EXERCISE AIM :: Please return every line in the following data that includes the string "slot".
*** SUPPLIED INFORMATION ***
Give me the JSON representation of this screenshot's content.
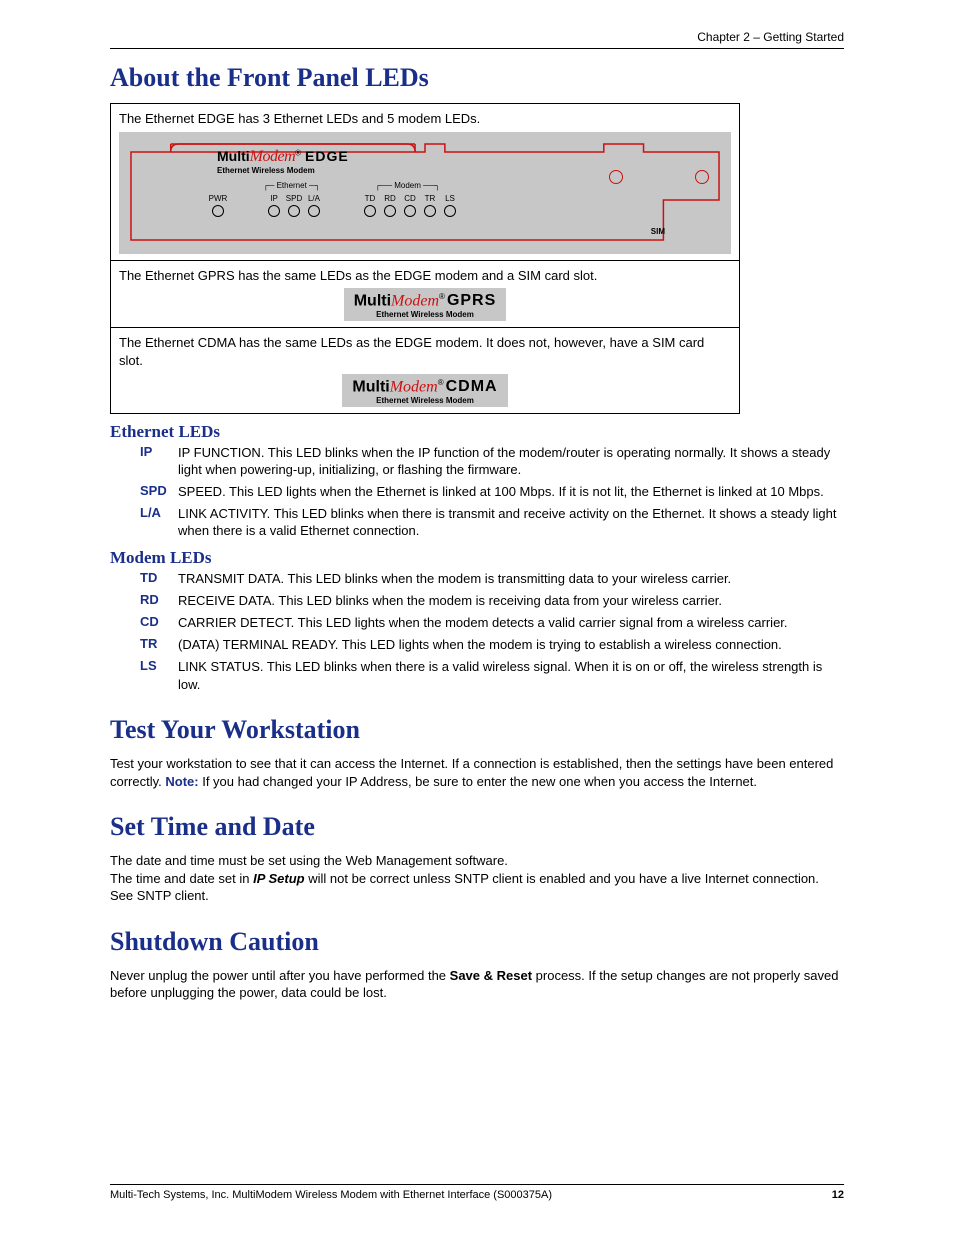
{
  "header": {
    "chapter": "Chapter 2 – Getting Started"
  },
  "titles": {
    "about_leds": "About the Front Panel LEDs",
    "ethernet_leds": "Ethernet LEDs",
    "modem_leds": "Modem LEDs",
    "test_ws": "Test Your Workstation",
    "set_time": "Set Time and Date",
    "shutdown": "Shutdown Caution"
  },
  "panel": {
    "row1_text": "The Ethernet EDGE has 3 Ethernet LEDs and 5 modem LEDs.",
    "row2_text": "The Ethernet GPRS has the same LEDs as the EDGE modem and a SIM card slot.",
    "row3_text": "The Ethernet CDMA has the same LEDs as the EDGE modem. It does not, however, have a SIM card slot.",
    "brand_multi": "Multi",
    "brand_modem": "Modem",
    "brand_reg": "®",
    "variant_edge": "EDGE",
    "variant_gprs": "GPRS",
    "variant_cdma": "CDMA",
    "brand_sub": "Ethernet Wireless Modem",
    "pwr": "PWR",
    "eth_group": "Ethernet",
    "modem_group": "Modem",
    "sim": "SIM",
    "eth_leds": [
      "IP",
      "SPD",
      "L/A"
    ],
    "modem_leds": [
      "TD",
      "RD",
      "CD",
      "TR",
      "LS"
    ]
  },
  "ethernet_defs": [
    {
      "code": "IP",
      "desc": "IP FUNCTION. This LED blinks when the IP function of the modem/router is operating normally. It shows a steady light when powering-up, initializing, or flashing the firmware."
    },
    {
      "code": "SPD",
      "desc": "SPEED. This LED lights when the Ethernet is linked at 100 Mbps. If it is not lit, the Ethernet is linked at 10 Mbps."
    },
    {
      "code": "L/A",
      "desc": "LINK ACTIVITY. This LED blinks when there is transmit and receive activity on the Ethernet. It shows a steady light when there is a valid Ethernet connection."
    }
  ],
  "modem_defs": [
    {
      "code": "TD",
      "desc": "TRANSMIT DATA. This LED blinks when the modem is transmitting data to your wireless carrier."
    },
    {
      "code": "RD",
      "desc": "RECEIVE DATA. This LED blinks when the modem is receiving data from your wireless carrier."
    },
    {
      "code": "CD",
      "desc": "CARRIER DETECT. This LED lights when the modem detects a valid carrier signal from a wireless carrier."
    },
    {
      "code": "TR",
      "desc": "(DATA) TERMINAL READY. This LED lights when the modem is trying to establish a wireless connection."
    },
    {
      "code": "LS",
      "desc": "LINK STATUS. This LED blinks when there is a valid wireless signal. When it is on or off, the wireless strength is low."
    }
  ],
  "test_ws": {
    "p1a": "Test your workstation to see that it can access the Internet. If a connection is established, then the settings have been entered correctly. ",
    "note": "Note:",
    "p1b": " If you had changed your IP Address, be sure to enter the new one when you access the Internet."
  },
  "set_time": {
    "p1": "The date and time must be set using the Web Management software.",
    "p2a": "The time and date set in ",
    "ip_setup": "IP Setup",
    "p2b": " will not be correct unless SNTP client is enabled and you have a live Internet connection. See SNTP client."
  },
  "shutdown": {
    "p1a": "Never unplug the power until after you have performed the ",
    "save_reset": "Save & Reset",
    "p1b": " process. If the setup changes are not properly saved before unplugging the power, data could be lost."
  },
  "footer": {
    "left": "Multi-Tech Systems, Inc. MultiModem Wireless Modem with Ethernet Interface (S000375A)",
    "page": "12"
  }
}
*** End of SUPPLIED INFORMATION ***
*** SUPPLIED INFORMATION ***
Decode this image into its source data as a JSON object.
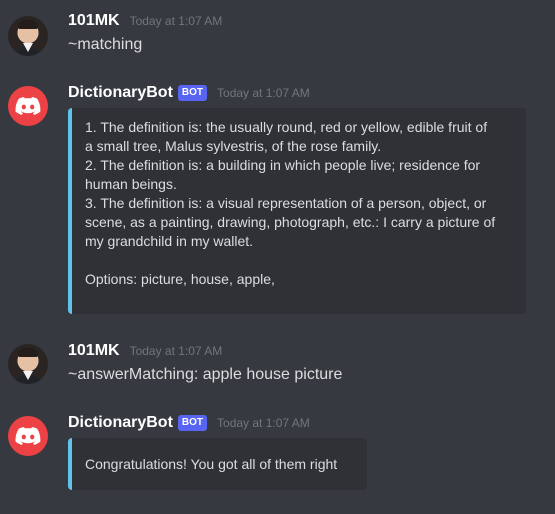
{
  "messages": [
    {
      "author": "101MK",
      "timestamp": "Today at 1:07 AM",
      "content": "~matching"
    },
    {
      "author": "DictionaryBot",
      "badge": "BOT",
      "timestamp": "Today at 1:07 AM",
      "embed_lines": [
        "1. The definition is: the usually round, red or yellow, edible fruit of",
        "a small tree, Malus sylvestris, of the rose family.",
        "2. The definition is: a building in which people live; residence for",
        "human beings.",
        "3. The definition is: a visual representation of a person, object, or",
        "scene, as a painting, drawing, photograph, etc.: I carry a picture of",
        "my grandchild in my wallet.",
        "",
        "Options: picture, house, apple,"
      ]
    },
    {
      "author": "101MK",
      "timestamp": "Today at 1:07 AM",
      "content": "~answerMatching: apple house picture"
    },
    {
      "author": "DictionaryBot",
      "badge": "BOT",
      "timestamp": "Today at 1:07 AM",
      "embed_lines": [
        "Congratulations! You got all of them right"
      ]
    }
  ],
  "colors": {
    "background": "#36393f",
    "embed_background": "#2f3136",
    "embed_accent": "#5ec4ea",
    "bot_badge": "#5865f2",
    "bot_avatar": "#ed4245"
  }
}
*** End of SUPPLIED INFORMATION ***
SOLUTION ::
    "row2_text": "The Ethernet GPRS has the same LEDs as the EDGE modem and a SIM card slot.",
    "row3_text": "The Ethernet CDMA has the same LEDs as the EDGE modem. It does not, however, have a SIM card slot.",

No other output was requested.